Whether itâ€™s a bank, a trust or a private investor, when your mortgage lender gives up on you, the balance of power shifts heavily in their favor. They hand your file over to a lawyer, whose first move is to serve you with a Notice of Default demanding that you bring the mortgage back into good standing within 30 days. If you fail to pay up, your lender has a choice to make: foreclosure or power of sale.
Under foreclosure, your mortgage lender evicts you and takes title to your property, including all your equity. Power of sale is a different kind of default remedy: rather than taking title to your home, your lender simply sells it from under you and uses the proceeds to pay off your debts: mortgages, property tax arrears, property liens.
If thereâ€™s any money left after everyoneâ€™s been paid, you get to keep it; if not, your lenders can still come after you for any remaining balance on your mortgage loan.
Foreclosure has become increasingly rare, because it can take up to eight months and incur thousands in additional fees.

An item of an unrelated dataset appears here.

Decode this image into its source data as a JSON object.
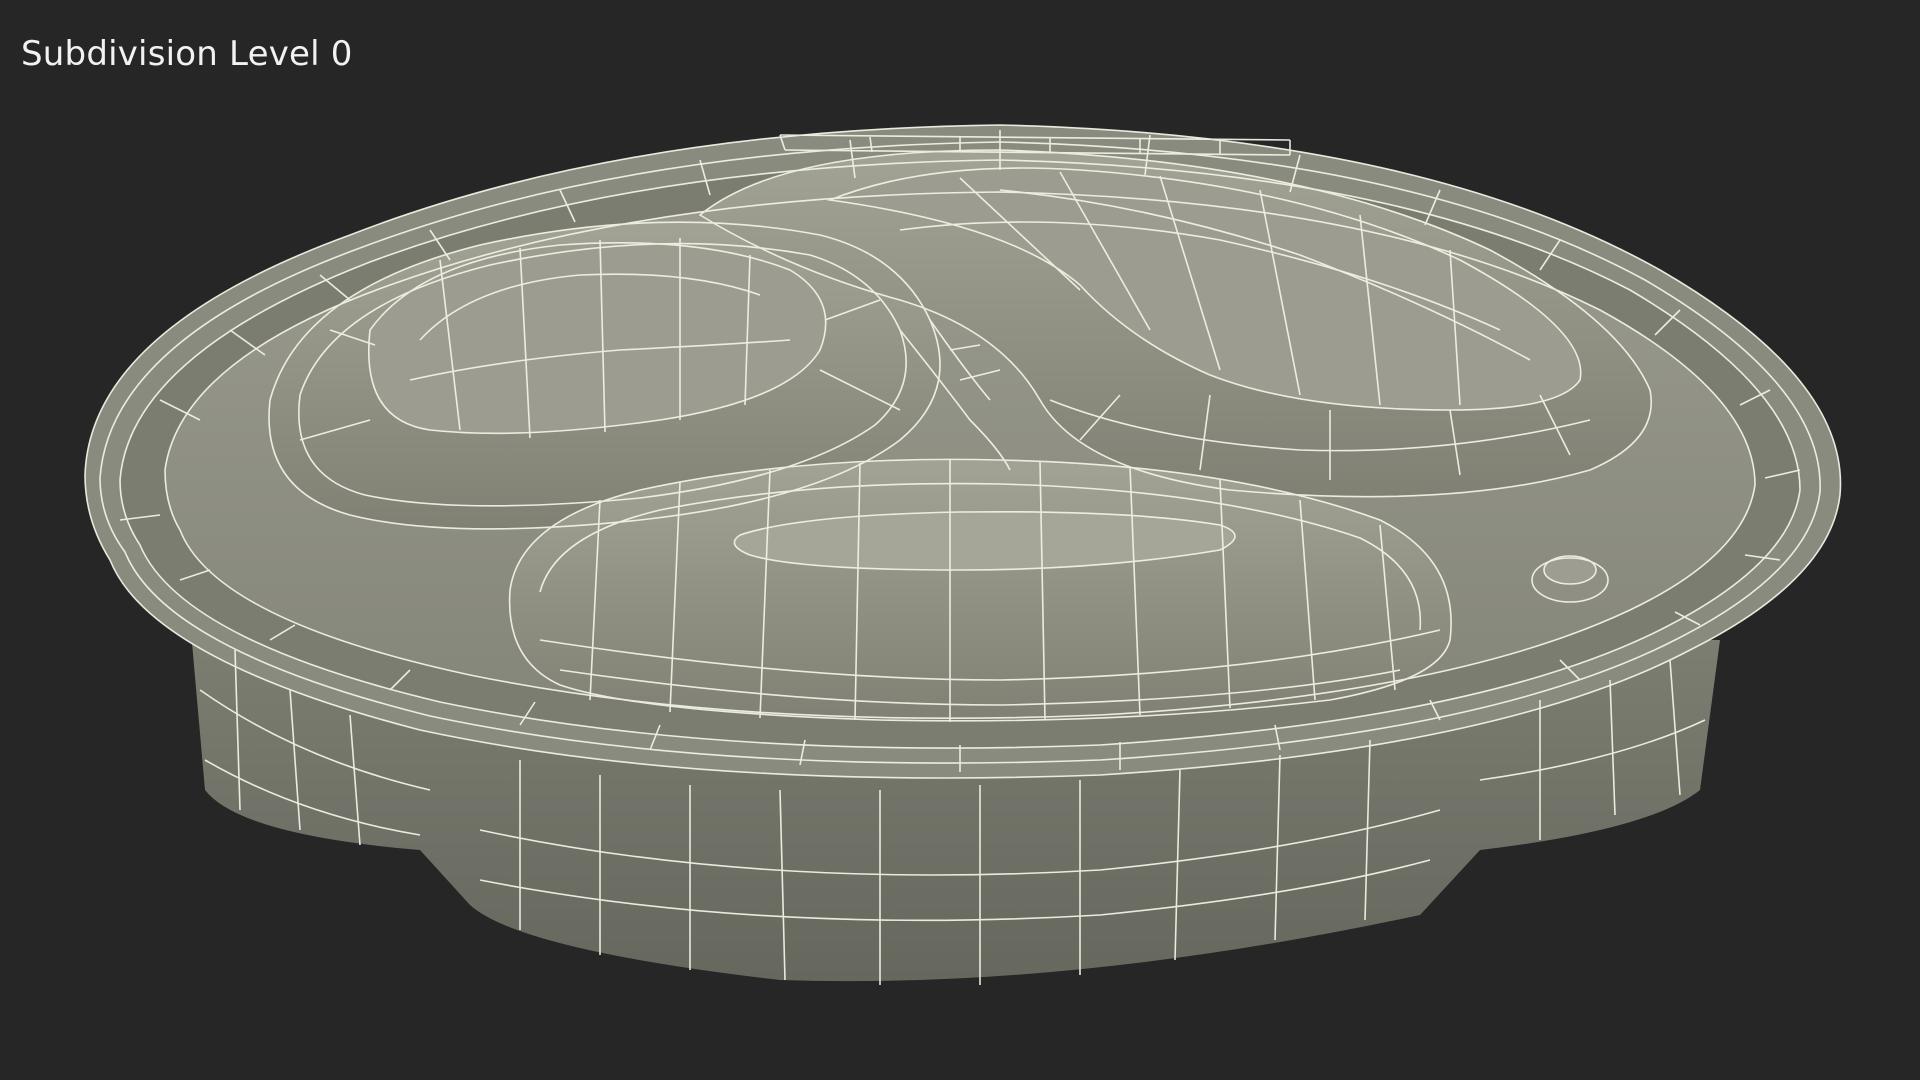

Power of sale is cheaper and quicker: the whole process can be wrapped up in less than four months. It begins with a registered letter, titled Notice of Sale Under Charge, which gives the homeowner one last chance to bring the mortgage back into good standing. The Notice of Sale is a sobering ledger of indebtedness: its line items include the entire principal of the loan, all outstanding interest, late fees, administration and maintenance fees, interest on arrears, next monthâ€™s installment (which must now be prepaid), property taxes and the lenderâ€™s legal costs, which, per standard procedure with any mortgage, are passed on to the borrower.

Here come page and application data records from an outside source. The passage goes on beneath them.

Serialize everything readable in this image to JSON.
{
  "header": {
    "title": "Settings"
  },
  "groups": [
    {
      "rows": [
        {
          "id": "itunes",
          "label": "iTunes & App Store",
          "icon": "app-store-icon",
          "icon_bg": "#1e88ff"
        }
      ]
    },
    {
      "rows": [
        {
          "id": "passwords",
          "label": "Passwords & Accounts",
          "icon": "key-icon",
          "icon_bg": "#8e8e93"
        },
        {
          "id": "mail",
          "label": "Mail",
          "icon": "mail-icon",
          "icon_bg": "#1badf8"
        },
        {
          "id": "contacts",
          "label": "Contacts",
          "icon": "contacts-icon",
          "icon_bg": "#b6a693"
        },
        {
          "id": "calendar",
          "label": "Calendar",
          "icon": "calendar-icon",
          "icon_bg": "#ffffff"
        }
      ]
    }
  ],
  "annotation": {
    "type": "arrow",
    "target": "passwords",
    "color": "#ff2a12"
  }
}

Basically, using the â€œshadow marketâ€ is using a private lender. Often just your average Canadian, these lenders lend to get a higher rate of return. Most of the prospective lendersÂ mortgage their own homes, and they do so at a three-to-four per cent interest rate. Then they turn around, take that money and lend it to other people (in this example, you) for 9-to-10 per cent â€” and presto, money!
Here’s when getting a Shadow mortgages lenders in Canada makes sense:
- You are purchasing raw land or a unique property that traditional lenders wonâ€™t touch because itâ€™s outside their lending criteria;
- You are looking at buying a property to flip or a home that is in major disrepair, and need the funds to do the renovations;
- You have been recently laid off or have lost your job for another reason, and you need money to tide you over while you are looking for a new job;
- You need access to equity in your home and the penalty to break your current mortgage is too high;
- You have credit issues such as a consumer proposal or bankruptcy and it is preventing you from getting a mortgage for the full amount that you need from a traditional lender and you need a â€œtop upâ€;
- You need to consolidate high interest debt, and due to bruised credit, you have been turned down by traditional lenders;
- A divorce, illness or some other life-changing event has had a major negative impact on your credit rating or low income, and you need mortgage financing until you get back on your feet;
- You need to take out equity from your property to get back into good standing with an existing mortgage that is in arrears, power of sale or foreclosure;
- You are interested in purchasing a new home, you have a sizeable down payment, ideally at least 15% of the property value;
- You have an existing property with a small mortgage that leaves you with a fair amount of equity in your property. Ideally you want the total of your existing mortgages and the new one to be at least 80 per cent of your property value or less.
Shadow mortgages lenders in Canada are regular people who might be investing their own cash for better return. They understand the risks and rewards. Professional Canadian real estate investors prefer to use private funds even though they are bit expensive. On the other hand they all can be claimed as expenses.